For information on editing cluster membership, go to this page.

Cluster Configuration References

The cluster configuration options depend on the type of Kubernetes cluster:

Cluster Management Capabilities by Cluster Type

The options and settings available for an existing cluster change based on the method that you used to provision it.

The following table summarizes the options and settings available for each cluster type:
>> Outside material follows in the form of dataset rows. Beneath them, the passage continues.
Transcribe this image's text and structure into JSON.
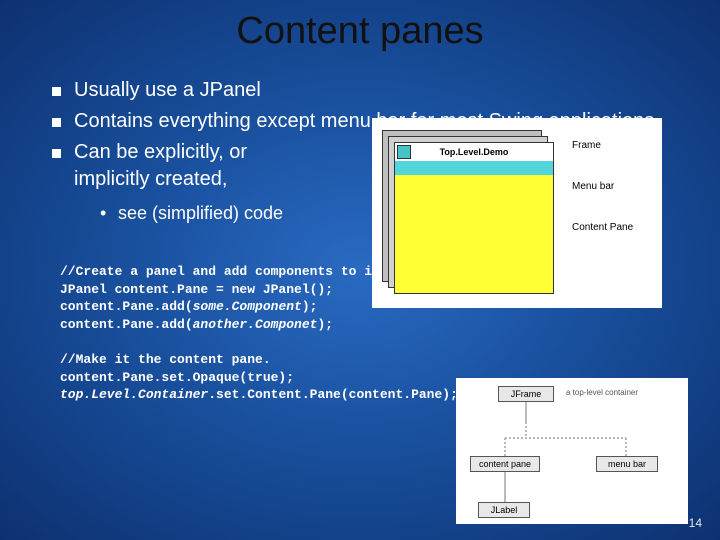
{
  "title": "Content panes",
  "bullets": [
    "Usually use a JPanel",
    "Contains everything except menu bar for most Swing applications",
    "Can be explicitly, or\nimplicitly created,"
  ],
  "subbullets": [
    "see (simplified) code"
  ],
  "code": {
    "c1": "//Create a panel and add components to it.",
    "c2": "JPanel content.Pane = new JPanel();",
    "c3": "content.Pane.add(",
    "c3i": "some.Component",
    "c3b": ");",
    "c4": "content.Pane.add(",
    "c4i": "another.Componet",
    "c4b": ");",
    "blank": "",
    "c5": "//Make it the content pane.",
    "c6": "content.Pane.set.Opaque(true);",
    "c7a": "top.Level.Container",
    "c7b": ".set.Content.Pane(content.Pane);"
  },
  "fig1": {
    "window_title": "Top.Level.Demo",
    "labels": {
      "frame": "Frame",
      "menubar": "Menu bar",
      "contentpane": "Content Pane"
    }
  },
  "fig2": {
    "jframe": "JFrame",
    "note": "a top-level container",
    "contentpane": "content pane",
    "menubar": "menu bar",
    "jlabel": "JLabel"
  },
  "page_number": "14"
}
Action Rancher Launched Kubernetes Clusters EKS, GKE and AKS Clusters1 Other Hosted Kubernetes Clusters Non-EKS or GKE Registered Clusters
Using kubectl and a kubeconfig file to Access a Cluster
Managing Cluster Members
Editing and Upgrading Clusters 2
Managing Nodes 3
Managing Persistent Volumes and Storage Classes
Managing Projects, Namespaces and Workloads
Using App Catalogs
Configuring Tools (Alerts, Notifiers, Monitoring, Logging, Istio)
Running Security Scans
Use existing configuration to create additional clusters
Ability to rotate certificates
Ability to backup and restore Rancher-launched clusters 4
Cleaning Kubernetes components when clusters are no longer reachable from Rancher
Configuring Pod Security Policies
  1. Registered GKE and EKS clusters have the same options available as GKE and EKS clusters created from the Rancher UI. The difference is that when a registered cluster is deleted from the Rancher UI, it is not destroyed.

  2. Cluster configuration options can’t be edited for registered clusters, except for K3s and RKE2 clusters.

  3. For registered cluster nodes, the Rancher UI exposes the ability to cordon, drain, and edit the node.

  4. For registered clusters using etcd as a control plane, snapshots must be taken manually outside of the Rancher UI to use for backup and recovery.